Alan D. Gold: Each case is unique. As the disclaimers in the market say, past performance is no guarantee of future returns. But the statistics are not hopeful for any accused person. The reversal rate is small, but since the number of jury trials is small and the number of appeals even smaller, maybe we cannot put too much stock in the statistics. But the legal databases of cases allow us to search on particular details such as judges. Out of curiosity, I searched for appeals from the trial judge. There were several dozen criminal cases. There were no reversals, only two cases where there were minor modifications of sentence decisions. According to the database, she also won the appeals in which she appeared as a prosecutor.
Douglas Bell: What’s your best guess regarding the sentence? What can the sentencing consultant Steinbach do to mitigate the damage?
Alan D. Gold: I am sorry, but not being learned in the intricacies of American sentencing rules, I cannot really say. I only know the numbers bandied about in the media, and the sentences imposed in other recent American white-collar cases would shock any Canadian lawyer and far exceed what might be imposed in a comparable case in here.
That said, the sentencing consultant presumably prepares evidence and materials to persuade the judge of those mitigating factors that could possibly lead to a lower sentence.
Douglas Bell: Okay, Alan, last question: Will Black’s indictment, conviction and sentencing affect the Canadian criminal justice system in any significant way, i.e., in the prosecution of white collar crime?
Alan D. Gold: There are structural differences between our two systems that actually create some resentment on the part of Canadian police, who envy their American counterparts. But those differences are not flattering to the American system. Our system ensures full disclosure in fact and in reality, which means our police have huge resource issues in white-collar cases, to highlight one diffference. The American system, which often pays lip-service to disclosure but actually functions with far less of it, is essentially more efficient and effective because it pays less respect to the rights of an accused. In short, we will never be as efficiently and effectively brutal in our prosecutions, and I hope most agree that we should not be, that this difference is a good thing.

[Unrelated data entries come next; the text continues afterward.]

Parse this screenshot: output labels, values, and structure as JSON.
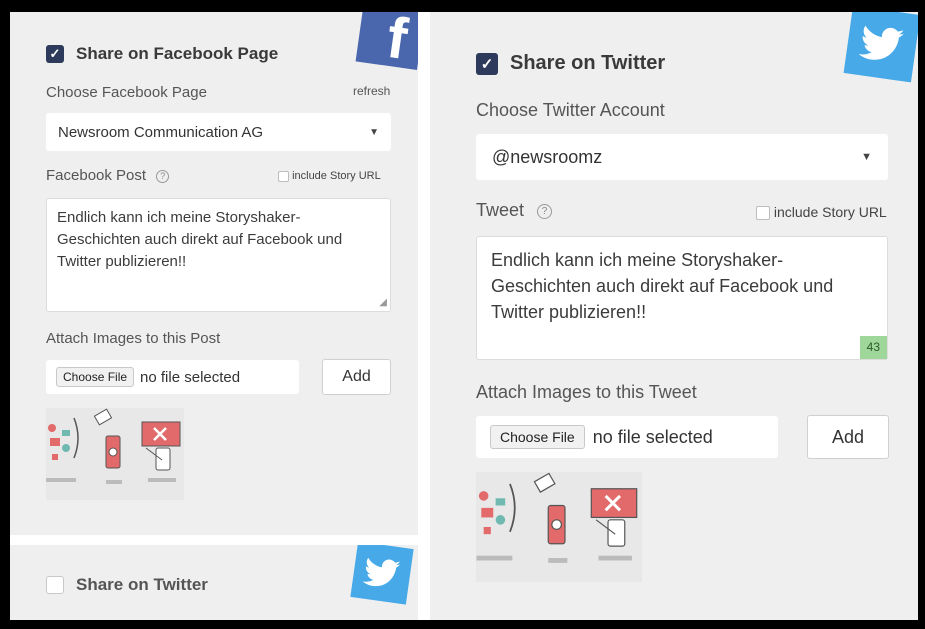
{
  "facebook": {
    "share_label": "Share on Facebook Page",
    "checked": true,
    "choose_label": "Choose Facebook Page",
    "refresh_label": "refresh",
    "selected_page": "Newsroom Communication AG",
    "post_label": "Facebook Post",
    "help_glyph": "?",
    "include_url_label": "include Story URL",
    "post_text": "Endlich kann ich meine Storyshaker-Geschichten auch direkt auf Facebook und Twitter publizieren!!",
    "attach_label": "Attach Images to this Post",
    "choose_file_label": "Choose File",
    "no_file_label": "no file selected",
    "add_label": "Add",
    "logo_glyph": "f",
    "brand_color": "#4a67ad"
  },
  "twitter_collapsed": {
    "share_label": "Share on Twitter",
    "checked": false,
    "brand_color": "#47a9e8"
  },
  "twitter": {
    "share_label": "Share on Twitter",
    "checked": true,
    "choose_label": "Choose Twitter Account",
    "selected_account": "@newsroomz",
    "tweet_label": "Tweet",
    "help_glyph": "?",
    "include_url_label": "include Story URL",
    "tweet_text": "Endlich kann ich meine Storyshaker-Geschichten auch direkt auf Facebook und Twitter publizieren!!",
    "char_count": "43",
    "attach_label": "Attach Images to this Tweet",
    "choose_file_label": "Choose File",
    "no_file_label": "no file selected",
    "add_label": "Add",
    "brand_color": "#47a9e8",
    "counter_color": "#9fd79a"
  },
  "check_glyph": "✓",
  "caret_glyph": "▼"
}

Douglas Bell: Thanks, Alan. As always, great stuff both this afternoon and over the last several months.
Alan D. Gold: My pleasure.